Wow! Some nice reading for the day after the Day for the International Eradication of Poverty. Thanks, CEOs, for fighting for us.
If Ontario’s new Drug Ford government thought they could just cancel a large scale test of a basic income program and everybody would just forget about it they may be disappointed. What an embarrassment. Where’s all this business intelligence Ford is supposed to have? Poverty is bloody expensive and Ford gave indications during the election campaign that the pilot would be respected. This cancellation represents a total poverty of imagination and total failure to embrace reality and deal with complexity.

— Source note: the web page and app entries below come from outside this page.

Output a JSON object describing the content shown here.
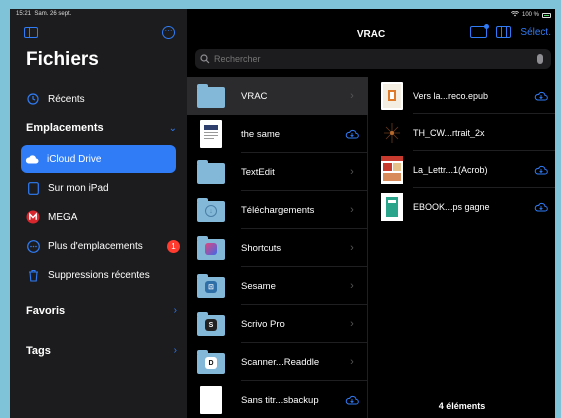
{
  "status": {
    "time": "15:21",
    "date": "Sam. 26 sept.",
    "battery": "100 %"
  },
  "sidebar": {
    "title": "Fichiers",
    "recents": "Récents",
    "locations_header": "Emplacements",
    "locations": [
      {
        "label": "iCloud Drive",
        "selected": true
      },
      {
        "label": "Sur mon iPad"
      },
      {
        "label": "MEGA"
      },
      {
        "label": "Plus d'emplacements",
        "badge": "1"
      },
      {
        "label": "Suppressions récentes"
      }
    ],
    "favorites_header": "Favoris",
    "tags_header": "Tags"
  },
  "nav": {
    "title": "VRAC",
    "select": "Sélect."
  },
  "search": {
    "placeholder": "Rechercher"
  },
  "column1": [
    {
      "label": "VRAC",
      "kind": "folder",
      "selected": true
    },
    {
      "label": "the same",
      "kind": "doc",
      "cloud": true
    },
    {
      "label": "TextEdit",
      "kind": "folder"
    },
    {
      "label": "Téléchargements",
      "kind": "folder-download"
    },
    {
      "label": "Shortcuts",
      "kind": "folder-shortcuts"
    },
    {
      "label": "Sesame",
      "kind": "folder-sesame"
    },
    {
      "label": "Scrivo Pro",
      "kind": "folder-scrivo"
    },
    {
      "label": "Scanner...Readdle",
      "kind": "folder-scanner"
    },
    {
      "label": "Sans titr...sbackup",
      "kind": "doc-blank",
      "cloud": true
    }
  ],
  "column2": [
    {
      "label": "Vers la...reco.epub",
      "cloud": true
    },
    {
      "label": "TH_CW...rtrait_2x",
      "cloud": false
    },
    {
      "label": "La_Lettr...1(Acrob)",
      "cloud": true
    },
    {
      "label": "EBOOK...ps gagne",
      "cloud": true
    }
  ],
  "footer": {
    "count": "4 éléments"
  },
  "colors": {
    "accent": "#2f7cf6",
    "folder": "#84b8d8",
    "badge": "#ff3b30",
    "mega": "#d9272e"
  }
}
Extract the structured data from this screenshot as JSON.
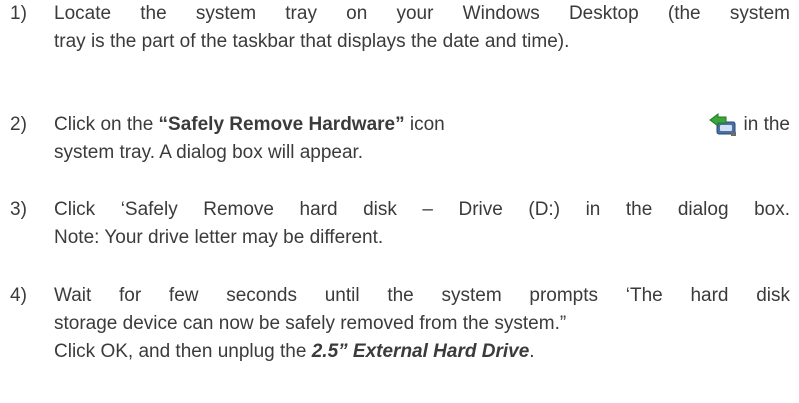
{
  "steps": [
    {
      "number": "1)",
      "line1": "Locate the system tray on your Windows Desktop (the system",
      "line2": "tray is the part of the taskbar that displays the date and time)."
    },
    {
      "number": "2)",
      "pre": "Click on the ",
      "bold": "“Safely Remove Hardware”",
      "mid": " icon",
      "icon": "safely-remove-hardware-icon",
      "post": "in the",
      "line2": "system tray. A dialog box will appear."
    },
    {
      "number": "3)",
      "line1": "Click ‘Safely Remove hard disk – Drive (D:) in the dialog box.",
      "line2": "Note: Your drive letter may be different."
    },
    {
      "number": "4)",
      "line1": "Wait for few seconds until the system prompts ‘The hard disk",
      "line2": "storage device can now be safely removed from the system.”",
      "line3_pre": "Click OK, and then unplug the ",
      "line3_bold": "2.5” External Hard Drive",
      "line3_post": "."
    }
  ],
  "colors": {
    "text": "#3b3b3b",
    "icon_green": "#3aa53a",
    "icon_device": "#4a6fa5"
  }
}
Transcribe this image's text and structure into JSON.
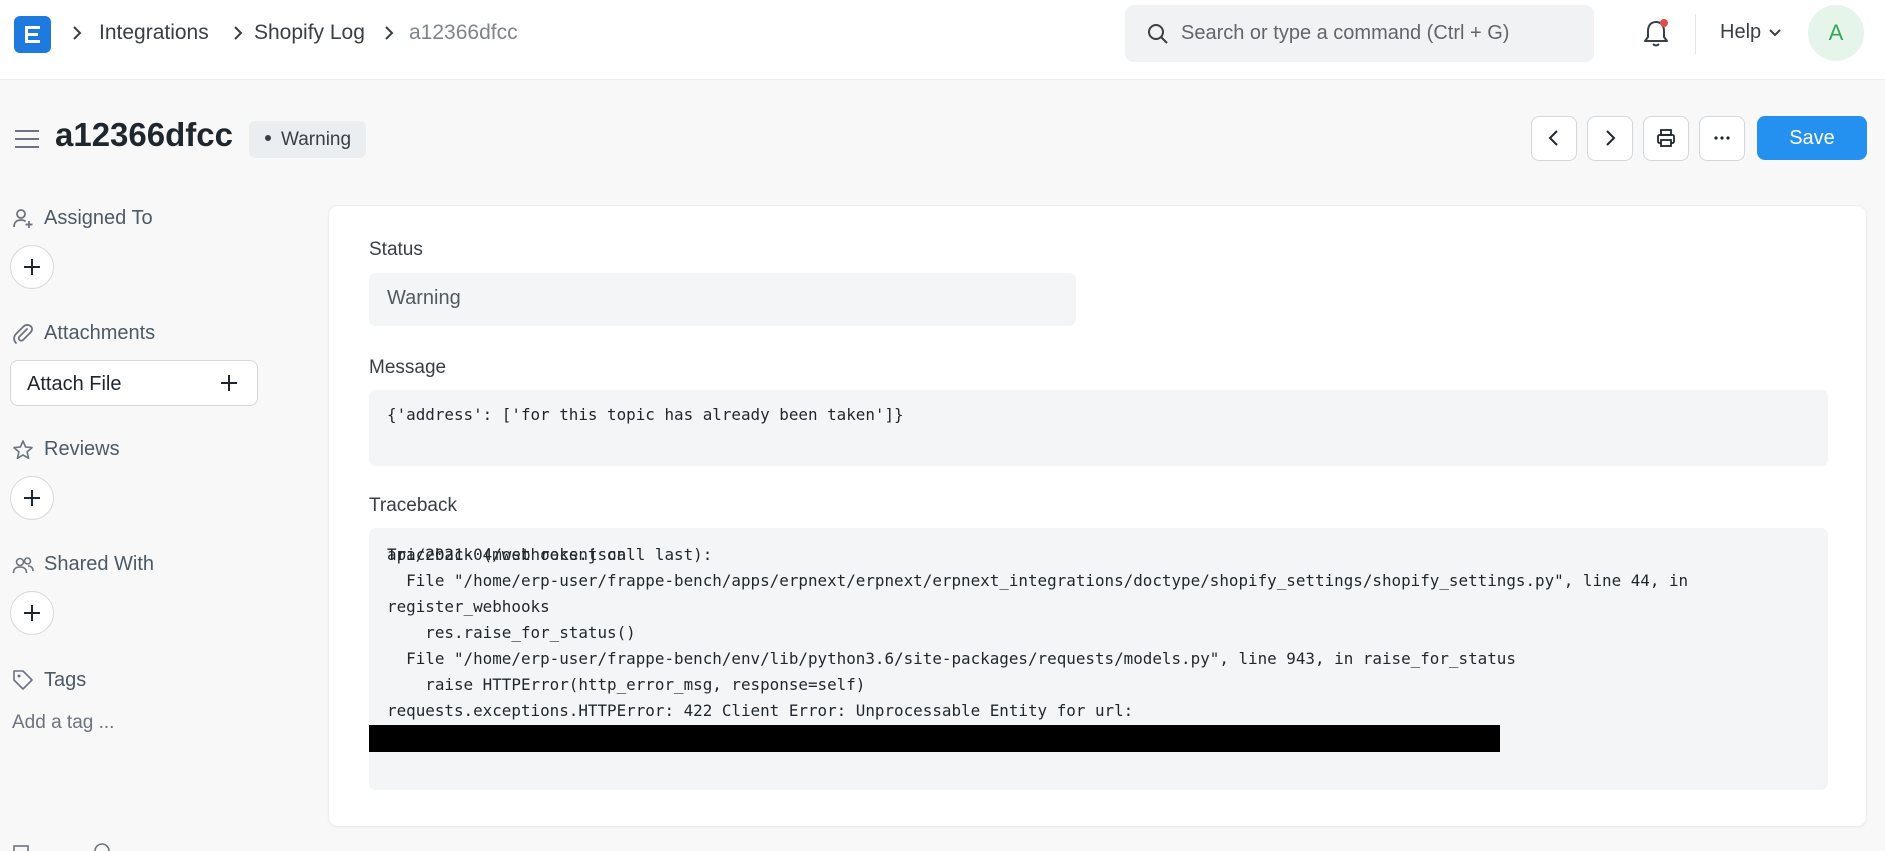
{
  "navbar": {
    "breadcrumbs": [
      {
        "label": "Integrations"
      },
      {
        "label": "Shopify Log"
      },
      {
        "label": "a12366dfcc"
      }
    ],
    "search_placeholder": "Search or type a command (Ctrl + G)",
    "help_label": "Help",
    "avatar_initial": "A"
  },
  "page": {
    "title": "a12366dfcc",
    "status_indicator": "Warning",
    "save_label": "Save"
  },
  "sidebar": {
    "assigned_to": "Assigned To",
    "attachments": "Attachments",
    "attach_file": "Attach File",
    "reviews": "Reviews",
    "shared_with": "Shared With",
    "tags": "Tags",
    "add_tag": "Add a tag ..."
  },
  "form": {
    "status_label": "Status",
    "status_value": "Warning",
    "message_label": "Message",
    "message_value": "{'address': ['for this topic has already been taken']}",
    "traceback_label": "Traceback",
    "traceback_text": "Traceback (most recent call last):\n  File \"/home/erp-user/frappe-bench/apps/erpnext/erpnext/erpnext_integrations/doctype/shopify_settings/shopify_settings.py\", line 44, in\nregister_webhooks\n    res.raise_for_status()\n  File \"/home/erp-user/frappe-bench/env/lib/python3.6/site-packages/requests/models.py\", line 943, in raise_for_status\n    raise HTTPError(http_error_msg, response=self)\nrequests.exceptions.HTTPError: 422 Client Error: Unprocessable Entity for url:",
    "traceback_tail": "api/2021-04/webhooks.json"
  },
  "colors": {
    "primary": "#2490ef",
    "logo": "#1f7ae0",
    "notification_dot": "#e24c4c",
    "avatar_bg": "#e5f5ea",
    "avatar_fg": "#3aa65c"
  }
}
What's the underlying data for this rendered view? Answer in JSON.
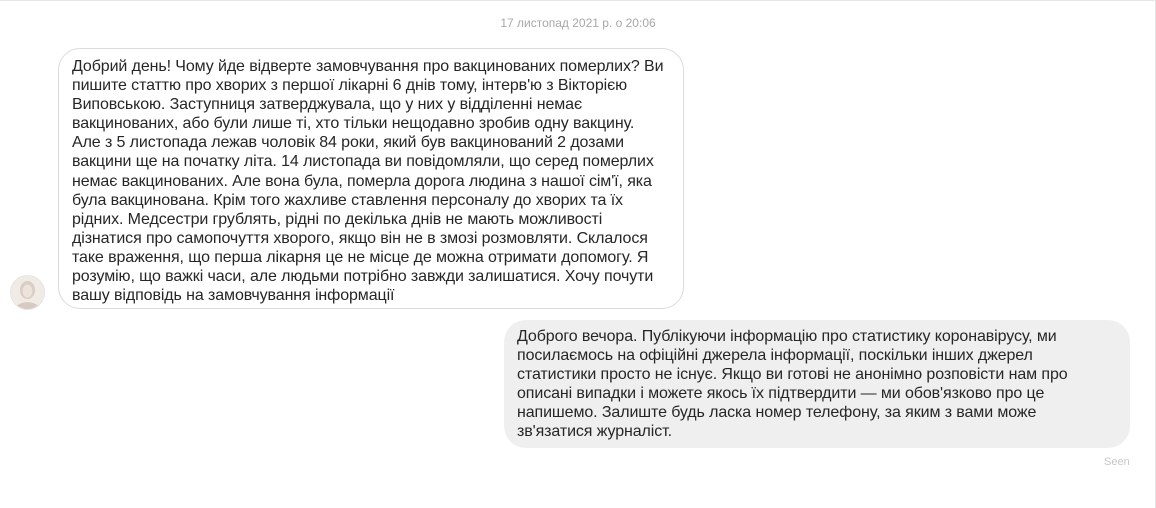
{
  "conversation": {
    "timestamp": "17 листопад 2021 р. о 20:06",
    "incoming_message": {
      "avatar_icon": "user-avatar",
      "text": "Добрий день! Чому йде відверте замовчування про вакцинованих померлих? Ви\nпишите статтю про хворих з першої лікарні  6 днів тому, інтерв'ю з Вікторією\nВиповською. Заступниця затверджувала, що у них у відділенні немає\nвакцинованих, або були лише ті, хто тільки нещодавно зробив одну вакцину.\nАле з 5 листопада лежав чоловік 84 роки, який був вакцинований 2 дозами\nвакцини ще на початку літа. 14 листопада ви  повідомляли, що серед померлих\nнемає вакцинованих. Але вона була, померла дорога людина з нашої сім'ї, яка\nбула вакцинована. Крім того жахливе ставлення персоналу до хворих та їх\nрідних. Медсестри грублять, рідні по декілька днів не мають можливості\nдізнатися про самопочуття хворого, якщо він не в змозі розмовляти. Склалося\nтаке враження, що перша лікарня це не місце де можна отримати допомогу. Я\nрозумію, що важкі часи, але людьми потрібно завжди залишатися.  Хочу почути\nвашу відповідь на замовчування інформації"
    },
    "outgoing_message": {
      "text": "Доброго вечора. Публікуючи інформацію про статистику коронавірусу, ми\nпосилаємось на офіційні джерела інформації, поскільки інших джерел\nстатистики просто не існує. Якщо ви готові не анонімно розповісти нам про\nописані випадки і можете якось їх підтвердити — ми обов'язково про це\nнапишемо. Залиште будь ласка номер телефону, за яким з вами може\nзв'язатися журналіст."
    },
    "seen_label": "Seen"
  }
}
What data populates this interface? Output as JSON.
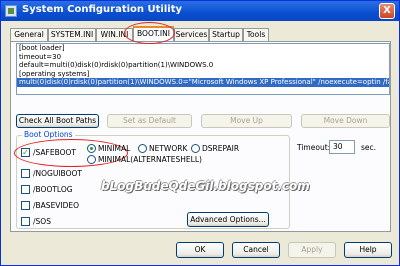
{
  "window": {
    "title": "System Configuration Utility",
    "close_glyph": "X"
  },
  "tabs": [
    {
      "label": "General"
    },
    {
      "label": "SYSTEM.INI"
    },
    {
      "label": "WIN.INI"
    },
    {
      "label": "BOOT.INI",
      "active": true
    },
    {
      "label": "Services"
    },
    {
      "label": "Startup"
    },
    {
      "label": "Tools"
    }
  ],
  "boot_ini": {
    "lines": [
      "[boot loader]",
      "timeout=30",
      "default=multi(0)disk(0)rdisk(0)partition(1)\\WINDOWS.0",
      "[operating systems]",
      "multi(0)disk(0)rdisk(0)partition(1)\\WINDOWS.0=\"Microsoft Windows XP Professional\" /noexecute=optin /fastdet"
    ],
    "selected_index": 4
  },
  "buttons": {
    "check_all": "Check All Boot Paths",
    "set_default": "Set as Default",
    "move_up": "Move Up",
    "move_down": "Move Down",
    "advanced": "Advanced Options...",
    "ok": "OK",
    "cancel": "Cancel",
    "apply": "Apply",
    "help": "Help"
  },
  "boot_options": {
    "group_label": "Boot Options",
    "safeboot": {
      "label": "/SAFEBOOT",
      "checked": true
    },
    "radios": {
      "minimal": {
        "label": "MINIMAL",
        "selected": true
      },
      "network": {
        "label": "NETWORK",
        "selected": false
      },
      "dsrepair": {
        "label": "DSREPAIR",
        "selected": false
      },
      "alternateshell": {
        "label": "MINIMAL(ALTERNATESHELL)",
        "selected": false
      }
    },
    "noguiboot": {
      "label": "/NOGUIBOOT",
      "checked": false
    },
    "bootlog": {
      "label": "/BOOTLOG",
      "checked": false
    },
    "basevideo": {
      "label": "/BASEVIDEO",
      "checked": false
    },
    "sos": {
      "label": "/SOS",
      "checked": false
    }
  },
  "timeout": {
    "label": "Timeout:",
    "value": "30",
    "unit": "sec."
  },
  "watermark": "bLogBudeQdeGil.blogspot.com",
  "colors": {
    "titlebar": "#0a4fd0",
    "selection": "#316ac5",
    "annotation_red": "#e4201e",
    "group_label": "#0046d5"
  }
}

A buck a beer? Go fuck yourselves. One of their own party elders wrote the paper the test is based on. Senator Segal is quite eloquent here on CBC regarding the cancellation.
image: HiMY SYeD via Flickr/CC
The work of folding slacks, swiping credit cards and stocking shelves was enough to keep Sears going in Canada as a profitable, dividend-paying and executive bonus-giving retailer for decades. Then management decided to pack it all in. Emperor Justinian, representing us at Davos, seems to think it’s all pretty much okay, including the company leaving behind a whopper of a deficit in its pension plan.
Trudeau suggests EI for Sears workers who risk losing pensions
Image: Mike Kalasnik via Flickr/CC
Before lunch yesterday the top 100 or so members of the executive class would have blown past the yearly average pay for a Canadian worker. Through the cost to the public of goods and services we pay for this.
Just like last year…
Are Canada’s high-rolling corporate bosses really 209 times more valuable than the rest of us?
image: Vlad Podvorny via Flickr/CC
$15 minimum wage will be a boon for our economy
image: elycefeliz via Flickr/CC
Two comic efforts at understanding North American economic reality brought some laffs to the suburban-poverty.com bunker complex this week. Unintentionally hilarious, but no less instructive for that, is a hot new self help book from KISS front man Gene Simmons. The second, a sharp strike from Rick Mercer.
To understand Gene’s book, picture an elevator shaft as black as On Power’s faux leather cover at the bottom. Ayn Rand chugs a mickey of rye whiskey on an empty stomache, takes two or three hits off a crack pipe and tosses herself down the elevator shaft.
Mercer’s rant about Ontario’s coming move to a higher minimum wage is a little more to our liking. Together, the two efforts tackle powerful myths about life here.
editor’s note: let’s give Gene props for urging us to read books and self educate. He’s right, there are no excuses when all the knowledge of the world is available to us on the screens in our hands.